So, a group of us celebrated Mardi Gras this past weekend at a friends house. The term "Mardi Gras" in English, refer to events, beginning on or after Epiphany and culminating on the day before Ash Wednesday.
Mardi Gras is French for Fat Tuesday, referring to the practice of the last night of eating richer, fatty foods before the ritual fasting of the Lenten season, which begins on Ash Wednesday; in English the day is sometimes referred to as Shrove Tuesday, from the word shrive, meaning "confess." Related popular practices are associated with celebrations before the fasting and religious obligations associated with the penitential season of Lent.
While not observed nationally throughout the United States, a number of traditionally ethnic French cities and regions in the country have notable celebrations.
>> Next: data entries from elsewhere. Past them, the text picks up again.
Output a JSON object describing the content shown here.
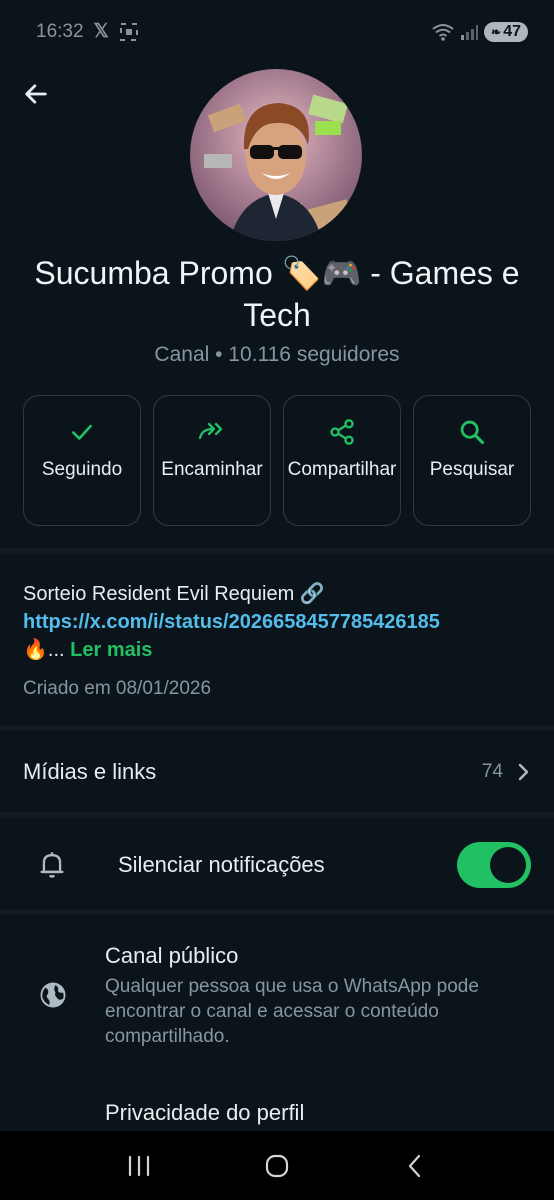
{
  "status_bar": {
    "time": "16:32",
    "battery": "47"
  },
  "header": {
    "back_icon": "arrow-left-icon",
    "title": "Sucumba Promo 🏷️🎮  - Games e Tech",
    "subtitle": "Canal • 10.116 seguidores"
  },
  "actions": [
    {
      "label": "Seguindo",
      "icon": "check-icon"
    },
    {
      "label": "Encaminhar",
      "icon": "forward-icon"
    },
    {
      "label": "Compartilhar",
      "icon": "share-icon"
    },
    {
      "label": "Pesquisar",
      "icon": "search-icon"
    }
  ],
  "description": {
    "text": "Sorteio Resident Evil Requiem 🔗",
    "link": "https://x.com/i/status/2026658457785426185",
    "tail": "🔥...",
    "more": "Ler mais",
    "created": "Criado em 08/01/2026"
  },
  "media": {
    "title": "Mídias e links",
    "count": "74"
  },
  "mute": {
    "title": "Silenciar notificações",
    "enabled": true
  },
  "public": {
    "title": "Canal público",
    "body": "Qualquer pessoa que usa o WhatsApp pode encontrar o canal e acessar o conteúdo compartilhado."
  },
  "privacy": {
    "title": "Privacidade do perfil"
  },
  "colors": {
    "accent": "#21c063",
    "link": "#53bdeb",
    "background": "#0b141a",
    "muted": "#8696a0"
  }
}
In the rural Acadiana area, many Cajuns celebrate with the Courir de Mardi Gras, a tradition that dates to medieval celebrations in France. Which gave the perfectly good reason to gorge ourselves on good ol' Cajun food, like Gumbo, Jambalaya, meat pies etc.
The "king cake" takes its name from the biblical three kings. The season for king cake extends from the end of the Twelve Days of Christmas (Twelfth Night and Epiphany Day), up until Mardi Gras, or "Fat Tuesday;" the day before the start of Lent. Some organizations or groups of friends may have "king cake parties" every week through the Carnival season.